Record set START

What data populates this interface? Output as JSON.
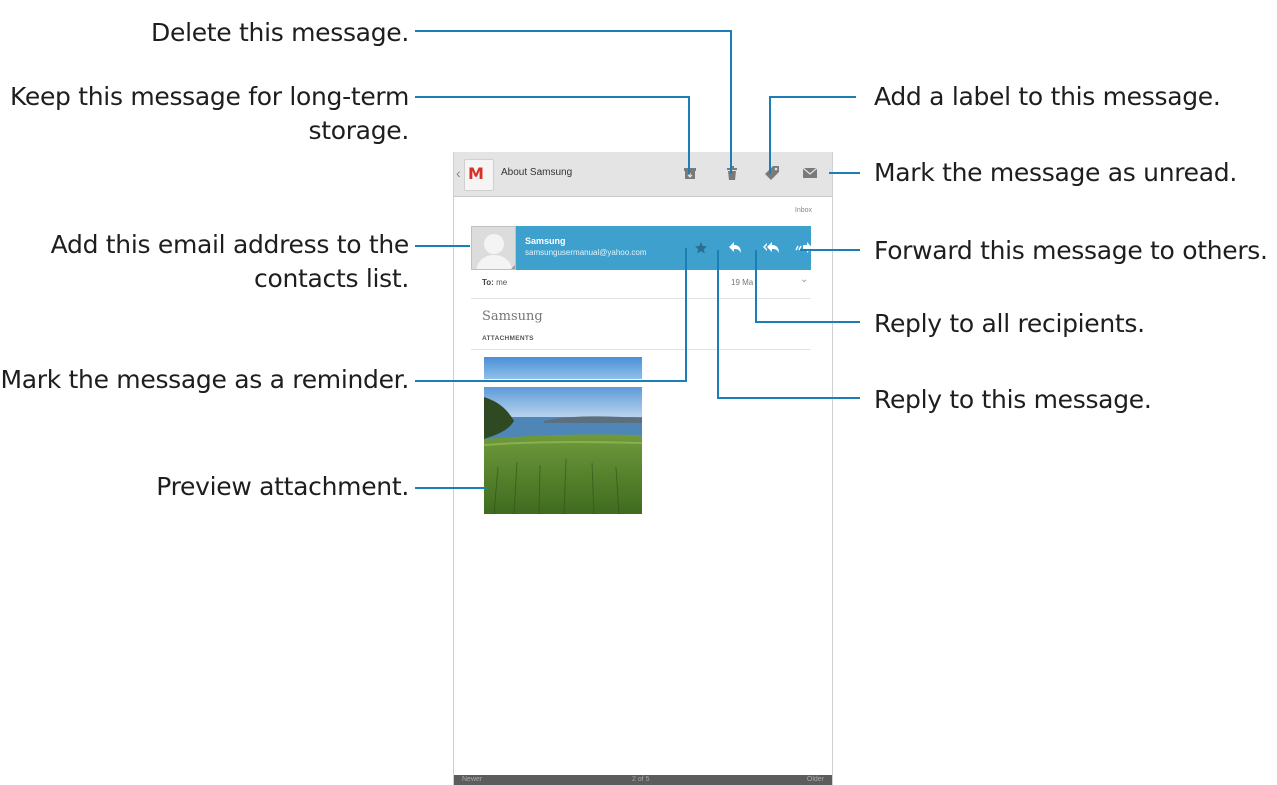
{
  "callouts": {
    "delete": "Delete this message.",
    "keep_line1": "Keep this message for long-term",
    "keep_line2": "storage.",
    "contact_line1": "Add this email address to the",
    "contact_line2": "contacts list.",
    "reminder": "Mark the message as a reminder.",
    "preview": "Preview attachment.",
    "label": "Add a label to this message.",
    "unread": "Mark the message as unread.",
    "forward": "Forward this message to others.",
    "reply_all": "Reply to all recipients.",
    "reply": "Reply to this message."
  },
  "app": {
    "logo_letter": "M",
    "subject": "About Samsung",
    "folder": "Inbox"
  },
  "toolbar": {
    "icons": [
      "archive-icon",
      "delete-icon",
      "label-icon",
      "mark-unread-icon"
    ]
  },
  "message": {
    "sender_name": "Samsung",
    "sender_email": "samsungusermanual@yahoo.com",
    "to_label": "To:",
    "to_value": "me",
    "date": "19 Ma",
    "body": "Samsung",
    "attachments_label": "ATTACHMENTS"
  },
  "footer": {
    "newer": "Newer",
    "pager": "2 of 5",
    "older": "Older"
  },
  "colors": {
    "sender_bar": "#3ea0cc",
    "leader_line": "#1a7fb5",
    "action_bar": "#e4e4e4"
  }
}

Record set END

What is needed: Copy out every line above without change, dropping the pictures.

Worked solution:
What data populates this interface? Output as JSON.
{
  "callouts": {
    "delete": "Delete this message.",
    "keep_line1": "Keep this message for long-term",
    "keep_line2": "storage.",
    "contact_line1": "Add this email address to the",
    "contact_line2": "contacts list.",
    "reminder": "Mark the message as a reminder.",
    "preview": "Preview attachment.",
    "label": "Add a label to this message.",
    "unread": "Mark the message as unread.",
    "forward": "Forward this message to others.",
    "reply_all": "Reply to all recipients.",
    "reply": "Reply to this message."
  },
  "app": {
    "logo_letter": "M",
    "subject": "About Samsung",
    "folder": "Inbox"
  },
  "toolbar": {
    "icons": [
      "archive-icon",
      "delete-icon",
      "label-icon",
      "mark-unread-icon"
    ]
  },
  "message": {
    "sender_name": "Samsung",
    "sender_email": "samsungusermanual@yahoo.com",
    "to_label": "To:",
    "to_value": "me",
    "date": "19 Ma",
    "body": "Samsung",
    "attachments_label": "ATTACHMENTS"
  },
  "footer": {
    "newer": "Newer",
    "pager": "2 of 5",
    "older": "Older"
  },
  "colors": {
    "sender_bar": "#3ea0cc",
    "leader_line": "#1a7fb5",
    "action_bar": "#e4e4e4"
  }
}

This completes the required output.